Erich Maria Remarque was born in 1898 and died in 1970, a veteran of the First World War and one of the world's greatest war authors. Although he has written many other novels, All Quiet on the Western Front (1929) is his best known novel. Seeing active service during the First World War, he fled the country during the Second, his works banned and himself publicly decried as a Jew and liar until his citizenship was revoked and he fled to the United States. His sister was executed for "undermining morale". I chose the synopsis below from Amazon rather than Goodreads, because I severely disagreed with the one there.
In 1914 a room full of German schoolboys, fresh-faced and idealistic, are goaded by their schoolmaster to troop off to the 'glorious war'. With the fire and patriotism of youth they sign up. What follows is the moving story of a young 'unknown soldier' experiencing the horror and disillusionment of life in the trenches.
Remarque's novel was a massive success upon its publication because it hit close to the hearts of an entire generation of men who grew up fighting. The terrible truth told in the novel is not that war is pointless or that those making the decisions are wrong, but that what a soldier experiences changes him forever and in many cases destroyed them despite surviving the bombs and bullets. When the novel's protagonist, Paul Bäumer, returns home on leave from the front, the reader is confronted with this reality.
'A terrible feeling of foreignness suddenly rises up in me. I cannot find my way back, I am shut out though I entreat earnestly and put forth all my strength.' p.81Remarque's writing brings Paul's feelings of isolation and hopelessness right to the forefront of the novel. He is lost and alone when he is not at the Front fighting with his comrades. The life we as a reader think of as normal, is as foreign to him as his reality is to us and that is what war does to a soldier. It makes a soldier a foreigner in his own life. These instances in the novel where these feelings are brought close to the reader are heart-breaking in their honesty.
'Albert expresses it: 'The War has ruined us for everything." He is right. We are not youth any longer. We don't want to take the world by storm. We are fleeing. We fly from ourselves. From our life. We were eighteen and had begun to love life and the world; and we had to shoot it to pieces. The first bomb, the first explosion, burst in our hearts. We are cut off from activity, from striving, from progress. We believe in such things no longer, we believe in the war.' p.42The reason I chose the above passage, is because it reveals another very important aspect of the novel. Although Paul is talking about himself and his experiences here, he says 'we'. The camaraderie between the soldiers is palpable, the brotherhood that is created by the experience of death and disease is the strongest foundation any of the characters have. This makes the deaths in the novel traumatic not only for the other characters but also for the reader because the familiar faces seem to hold the violence of the novel at bay.
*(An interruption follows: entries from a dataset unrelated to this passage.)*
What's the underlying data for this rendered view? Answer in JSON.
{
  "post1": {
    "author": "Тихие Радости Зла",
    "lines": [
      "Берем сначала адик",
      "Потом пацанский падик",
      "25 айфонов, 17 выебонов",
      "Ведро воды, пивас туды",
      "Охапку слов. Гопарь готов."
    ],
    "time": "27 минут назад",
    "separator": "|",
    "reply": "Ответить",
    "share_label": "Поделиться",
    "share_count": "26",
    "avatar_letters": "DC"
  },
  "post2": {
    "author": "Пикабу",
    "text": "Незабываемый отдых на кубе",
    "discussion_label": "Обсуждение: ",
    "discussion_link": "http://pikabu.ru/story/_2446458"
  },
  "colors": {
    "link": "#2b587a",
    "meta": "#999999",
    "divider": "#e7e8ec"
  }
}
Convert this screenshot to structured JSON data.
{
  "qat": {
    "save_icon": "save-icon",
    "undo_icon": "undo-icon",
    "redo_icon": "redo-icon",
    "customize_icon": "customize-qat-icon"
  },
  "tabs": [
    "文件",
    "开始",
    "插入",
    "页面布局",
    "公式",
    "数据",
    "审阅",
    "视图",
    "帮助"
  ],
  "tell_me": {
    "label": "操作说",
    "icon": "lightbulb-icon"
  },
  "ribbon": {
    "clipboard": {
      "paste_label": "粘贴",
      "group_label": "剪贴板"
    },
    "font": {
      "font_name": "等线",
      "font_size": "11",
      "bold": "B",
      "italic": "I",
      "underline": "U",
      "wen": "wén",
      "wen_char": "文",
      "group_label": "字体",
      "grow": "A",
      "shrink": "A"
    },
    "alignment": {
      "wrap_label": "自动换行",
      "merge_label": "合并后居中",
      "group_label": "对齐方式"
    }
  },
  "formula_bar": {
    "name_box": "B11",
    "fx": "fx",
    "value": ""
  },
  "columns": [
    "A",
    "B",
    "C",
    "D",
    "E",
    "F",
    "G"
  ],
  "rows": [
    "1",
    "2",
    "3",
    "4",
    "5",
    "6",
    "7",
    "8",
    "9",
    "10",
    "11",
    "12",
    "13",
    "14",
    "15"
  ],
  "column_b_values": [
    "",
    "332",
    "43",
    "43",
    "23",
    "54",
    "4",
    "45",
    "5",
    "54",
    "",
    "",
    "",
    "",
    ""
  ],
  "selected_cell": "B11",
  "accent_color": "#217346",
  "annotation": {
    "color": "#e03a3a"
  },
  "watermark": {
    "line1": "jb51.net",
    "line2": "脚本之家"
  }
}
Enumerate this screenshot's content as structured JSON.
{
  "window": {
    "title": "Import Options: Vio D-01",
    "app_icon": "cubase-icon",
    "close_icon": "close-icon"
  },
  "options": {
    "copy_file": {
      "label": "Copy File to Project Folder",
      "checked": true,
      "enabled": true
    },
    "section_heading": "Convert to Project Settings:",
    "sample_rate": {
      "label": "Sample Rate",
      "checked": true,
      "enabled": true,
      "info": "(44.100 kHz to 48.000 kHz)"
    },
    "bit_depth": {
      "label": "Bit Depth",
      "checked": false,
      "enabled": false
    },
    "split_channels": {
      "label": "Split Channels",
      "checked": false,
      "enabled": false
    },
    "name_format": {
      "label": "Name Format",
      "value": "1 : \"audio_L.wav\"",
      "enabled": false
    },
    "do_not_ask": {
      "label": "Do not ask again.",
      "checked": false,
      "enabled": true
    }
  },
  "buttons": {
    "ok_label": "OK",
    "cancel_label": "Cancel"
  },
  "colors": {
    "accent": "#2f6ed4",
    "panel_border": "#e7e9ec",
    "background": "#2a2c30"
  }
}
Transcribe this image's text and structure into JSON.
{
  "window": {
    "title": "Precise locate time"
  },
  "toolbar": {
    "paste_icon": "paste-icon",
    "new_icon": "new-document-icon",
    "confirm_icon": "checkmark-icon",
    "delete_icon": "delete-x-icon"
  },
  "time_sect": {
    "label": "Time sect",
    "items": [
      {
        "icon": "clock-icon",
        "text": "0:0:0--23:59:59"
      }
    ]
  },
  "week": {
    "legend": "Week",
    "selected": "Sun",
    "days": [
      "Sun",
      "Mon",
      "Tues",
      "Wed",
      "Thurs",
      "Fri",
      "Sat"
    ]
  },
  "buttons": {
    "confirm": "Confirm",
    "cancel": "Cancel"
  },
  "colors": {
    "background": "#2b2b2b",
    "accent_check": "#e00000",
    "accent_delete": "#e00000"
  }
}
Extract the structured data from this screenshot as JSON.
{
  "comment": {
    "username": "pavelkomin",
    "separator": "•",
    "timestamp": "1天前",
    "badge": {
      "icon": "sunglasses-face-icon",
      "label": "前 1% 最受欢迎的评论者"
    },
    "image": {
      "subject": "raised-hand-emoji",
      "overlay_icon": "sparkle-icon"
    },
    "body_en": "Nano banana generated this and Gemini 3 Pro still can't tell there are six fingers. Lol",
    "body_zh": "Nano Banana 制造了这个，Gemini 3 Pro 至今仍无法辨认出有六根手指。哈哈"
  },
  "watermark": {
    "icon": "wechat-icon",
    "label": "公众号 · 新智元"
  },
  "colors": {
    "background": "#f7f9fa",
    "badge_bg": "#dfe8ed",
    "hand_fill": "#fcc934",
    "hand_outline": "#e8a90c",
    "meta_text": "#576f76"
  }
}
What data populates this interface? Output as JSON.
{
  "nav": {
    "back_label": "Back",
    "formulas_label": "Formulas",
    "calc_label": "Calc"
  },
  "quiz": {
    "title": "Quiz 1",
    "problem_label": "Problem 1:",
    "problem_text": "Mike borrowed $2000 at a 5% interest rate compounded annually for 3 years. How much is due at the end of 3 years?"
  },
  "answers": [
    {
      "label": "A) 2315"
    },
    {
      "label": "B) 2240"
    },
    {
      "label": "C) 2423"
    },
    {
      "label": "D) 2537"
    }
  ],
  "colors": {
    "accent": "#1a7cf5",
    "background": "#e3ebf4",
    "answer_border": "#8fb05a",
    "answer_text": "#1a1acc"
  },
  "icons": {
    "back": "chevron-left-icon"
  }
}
The violence is an aspect of the novel I didn't know how to prepare for. Some parts of the fighting are glossed over, only to be described in detail later. Every part of the warfare is described, but so are the consequences. There is nothing glorified about fighting when two pages later shattered joints and brain matter are spread across the floor.
What I wasn't expecting while reading the novel was the similarity in description between Remarque's novel and Owen's Dulce et Decorum Est. The soldiers trudging along, blind and dumb to their surroundings, the shouts of 'Gas!' and the horror of a comrade dying in front of you both feature in the novel and poem. Although they fought at different sides, against each other even, the German Remarque and the British Owen use the same words, the same intensity to bring their points across. What this means to me is that an experience such as the First World War does level all the differences between people. Remarque describes this in the novel as well, the strange fact that there is no conflict between the soldiers and yet they kill each other and die together at a word and instantly stopped on Armistice Day.
I give this novel...
There is so much more to write about this novel and I most definitely will, but for now I will leave it at this. All Quiet on the Western Front has definitely been the most challenging read so far and has brought me close to tears. But I think it is important to confront yourself with the reality of War, especially since soldiers are still fighting all around the world, being affected in a similar way. Understanding their experience will go a long way in forming an informed opinion on war.
Next week, Henri Barbusse's Under Fire: The Story of a Squad.